By Bill Wright
If you put an employee on a performance improvement plan (“PIP”), can he resign, sue on some theory or other, and collect damages as though he had been discharged? Two employees in Texas tried it. The employees contended that they were top performers, but that, because of their age and/or race, they had been placed on coaching plans and then on PIPs “based on minor or trivial performance issues.” They also contended that the plans had “included vague and subjective criteria that were impossible to meet,” and that the plans did not meet company policies.
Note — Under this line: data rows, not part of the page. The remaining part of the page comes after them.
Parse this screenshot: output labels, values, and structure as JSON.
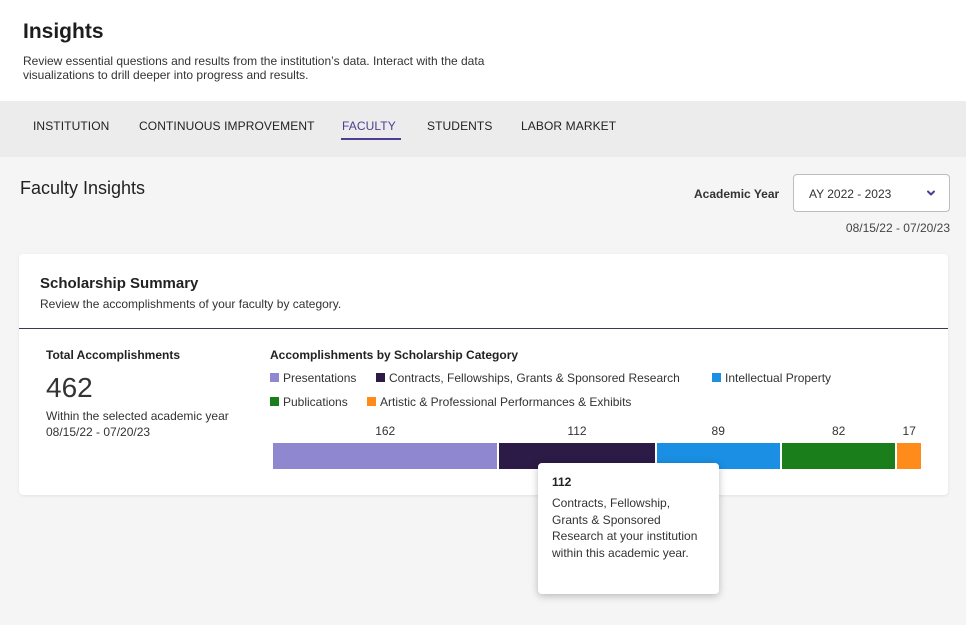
{
  "header": {
    "title": "Insights",
    "description": "Review essential questions and results from the institution’s data. Interact with the data visualizations to drill deeper into progress and results."
  },
  "tabs": [
    {
      "label": "INSTITUTION",
      "active": false
    },
    {
      "label": "CONTINUOUS IMPROVEMENT",
      "active": false
    },
    {
      "label": "FACULTY",
      "active": true
    },
    {
      "label": "STUDENTS",
      "active": false
    },
    {
      "label": "LABOR MARKET",
      "active": false
    }
  ],
  "section": {
    "title": "Faculty Insights",
    "academic_year_label": "Academic Year",
    "academic_year_value": "AY 2022 - 2023",
    "date_range": "08/15/22 - 07/20/23"
  },
  "card": {
    "title": "Scholarship Summary",
    "subtitle": "Review the accomplishments of your faculty by category.",
    "total_label": "Total Accomplishments",
    "total_value": "462",
    "total_desc": "Within the selected academic year 08/15/22 - 07/20/23",
    "chart_title": "Accomplishments by Scholarship Category"
  },
  "colors": {
    "accent": "#4e3d91",
    "presentations": "#8f87cf",
    "contracts": "#2c1a47",
    "intellectual_property": "#1a8fe3",
    "publications": "#1a7f1a",
    "artistic": "#ff8c1a"
  },
  "chart_data": {
    "type": "bar",
    "orientation": "horizontal-stacked",
    "title": "Accomplishments by Scholarship Category",
    "legend_position": "top",
    "categories": [
      "Presentations",
      "Contracts, Fellowships, Grants & Sponsored Research",
      "Intellectual Property",
      "Publications",
      "Artistic & Professional Performances & Exhibits"
    ],
    "values": [
      162,
      112,
      89,
      82,
      17
    ]
  },
  "tooltip": {
    "value": "112",
    "text": "Contracts, Fellowship, Grants & Sponsored Research at your institution within this academic year."
  }
}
Each resigned and sued, alleging “constructive discharge.” We assume they asked for back pay, front pay and other damages.
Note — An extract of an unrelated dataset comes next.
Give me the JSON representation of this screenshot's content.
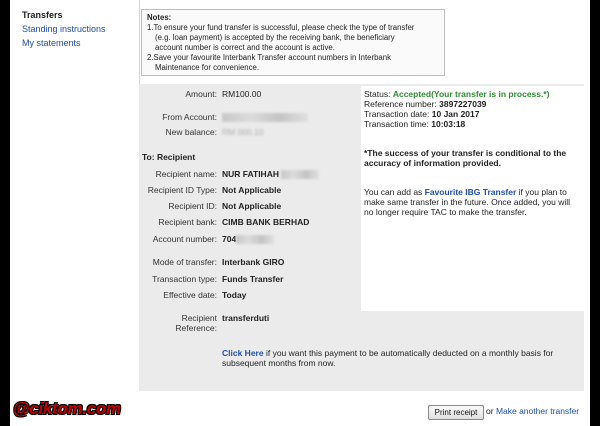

At trial, the jury found (a) the employees were constructively discharged because of discrimination, but also (b) the employer would have placed them on the PIPs anyway. Consequently, the employees only won their costs.
The case still went to the court of appeals, where one issue was: “Is being placed on a PIP enough to be constructive discharge?” The Court said, No. The employees had not suffered threats of immediate discharge, demotion, reduction in salary, reduction in responsibilities, reassignment, harassment, or any other negative factor. Alone, being placed on a PIP just isn’t enough for a reasonable jury to find constructive discharge. Phew. If discipline less than discharge were grounds to claim constructive discharge, employers might as well fire employees for every instance of poor performance. Perret v. Nationwide Mut. Ins. Co., No. 13-40867 (5th Cir. October 20, 2014).